Everything is unskippable
Maybe not everything, but the number of unskippable cutscenes in this game is out of control. Even parts of normal dialogue tend to be unskippable, so you’re left to slowly watch characters deliver their lines. That hurts, but the slow panning shots that lack dialogue of any kind and contribute nothing to the game also being unskippable is agonizing. There’s even one of Kian on his way to the aforementioned prison camp, and it shows you the inside of an airship. No gameplay occurs on this airship. It’s just a slow panning shot of him sitting alone and looking grim, and it can’t be skipped. This type of thing gets old after a few hours; fifteen hours in, I wanted blood. Who thought this was a good idea?
Oh yeah, and it’s autosave-only
Dreamfall Chapters relies on checkpoint saves as its sole saving mechanism. Remember back when games let you save when you wanted to? Yeah. Those were the days. Exiting out of Chapters before an autosave means you start back at the save before that point, and while there are a lot of saves that ensure that you’ll rarely lose progress, it’s still aggravating for those of us who like to have full control over the save situation. To be perfectly honest, though, I’ll never play through this game again, so the save situation doesn’t personally bother me as much as it would if this were something else. Anything else. It really is that bad.
Meh graphics, okay music
I already mentioned that the animations are abysmal, but so much else is wrong with the way everything looks than just that. It’s bizarre seeing occasional textures that look acceptable by modern standards, only to have them contrasted by water effects that look like they stepped straight out of KOTOR. Even the textures are hit-and-miss, with characters like Kian, Zoe, and some of the resistance members having decent textures, but many of the lesser NPCs like Hannah and Anna and Zoe’s campaign manager (whose name I can’t recall because he’s the most superfluous character in the entire game) looking downright bad. Just having acceptable textures isn’t enough to guarantee that this game looks good, though, because there’s no cohesive art style to be found here. Some characters look like they stepped out of Blizzard’s Overwatch, while others would be more at home in Cyanide’s Game of Thrones RPG. The aforementioned campaign manager looks like he stepped out of Deus Ex: The Fall, which is embarrassing.
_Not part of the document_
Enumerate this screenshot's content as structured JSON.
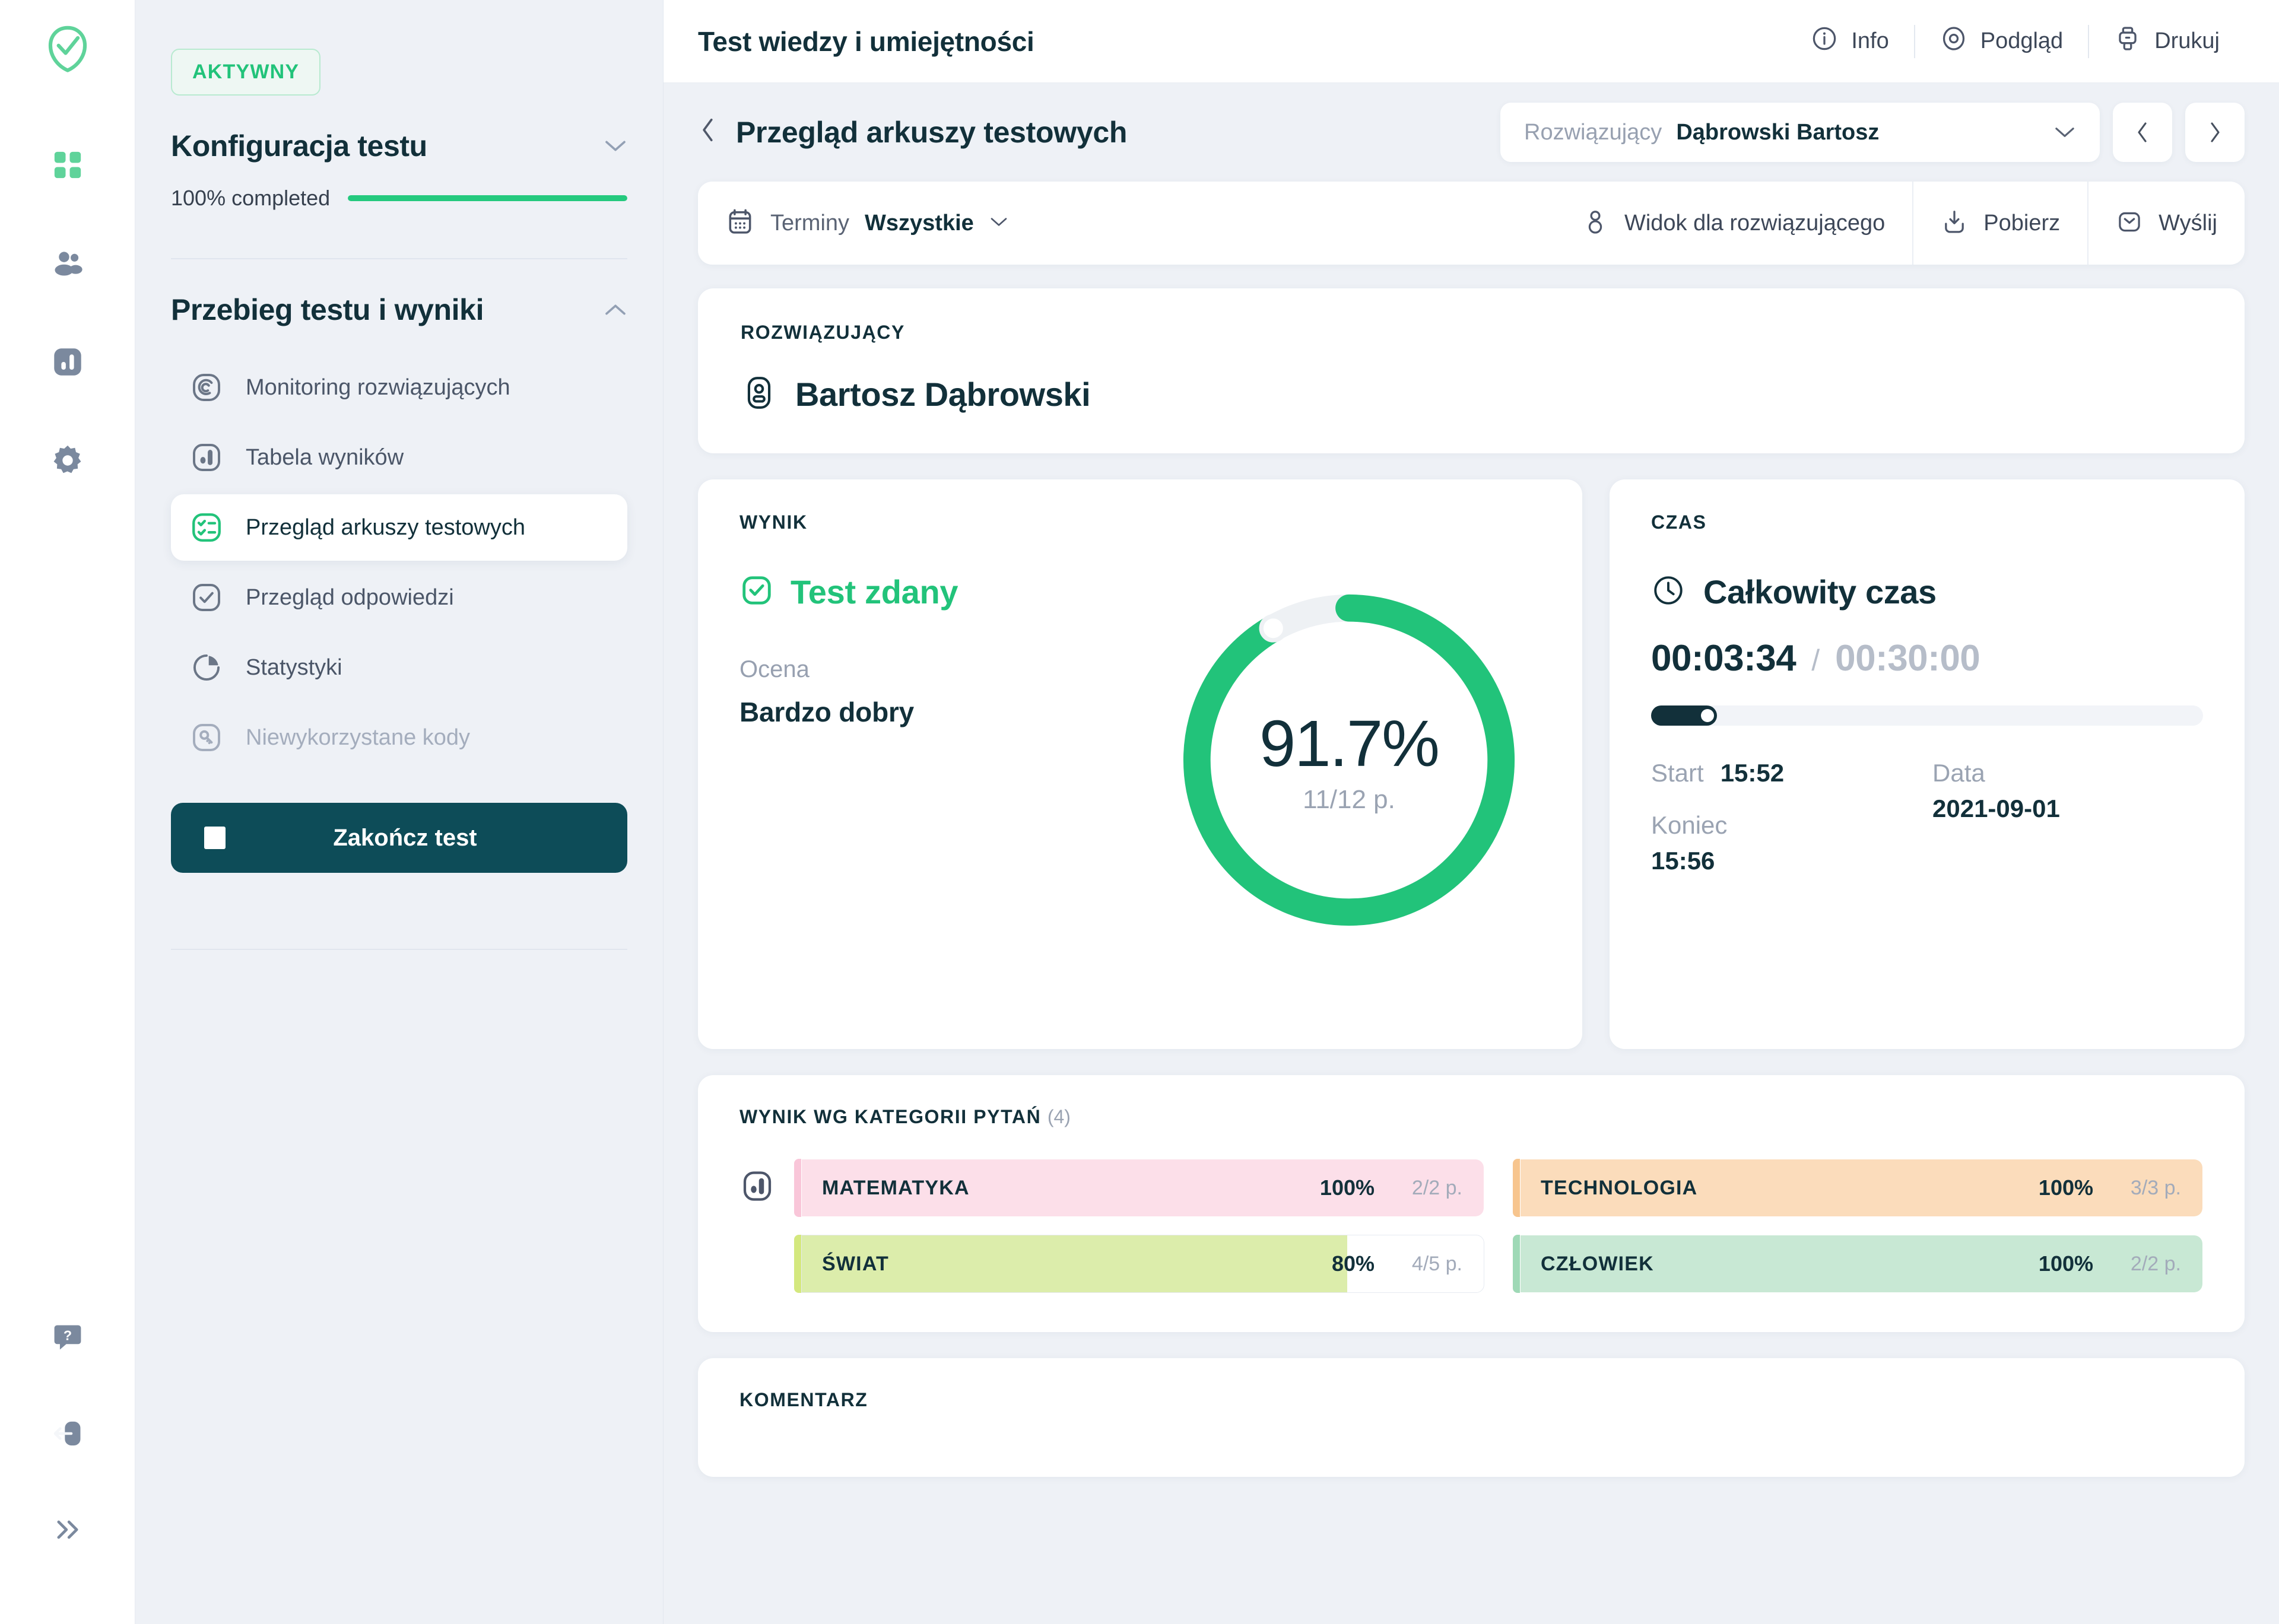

None of it meshes together, instead looking like a project that took inspiration from a million different sources and forgot to tie them together at some point.
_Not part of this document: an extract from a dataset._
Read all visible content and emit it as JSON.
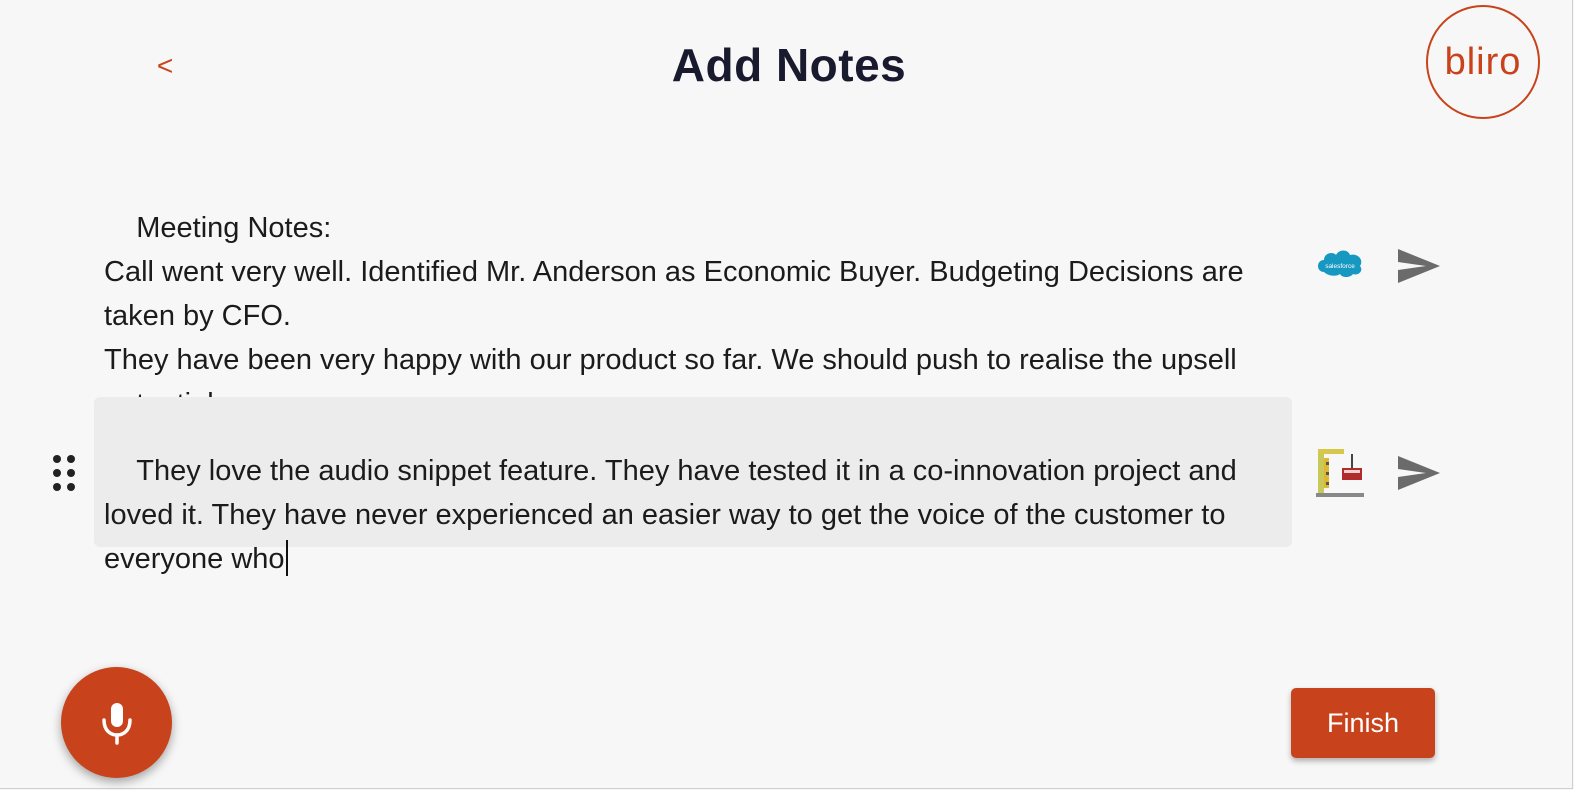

As for the soundtrack, it’s memorable when it’s doing its own thing, and there’s some interesting vocal work that I especially appreciated. It does have a tendency to devolve into acoustic guitar clearly designed to hit the same emotional triggers Life Is Strange so effectively preyed on, but without the same kind of quality characterizations, it ends up ringing hollow and coming across as cheap and derivative. Also, the early books have this guitar guy who always starts with the same song, and the lyrics are stupid. If I hear that “I’m just a guy with guitar” song in real life, I’m going to force-feed the singer into a giant blender because that stupid song is repetitive, doesn’t fit the setting, and I hate it and him with a fiery passion.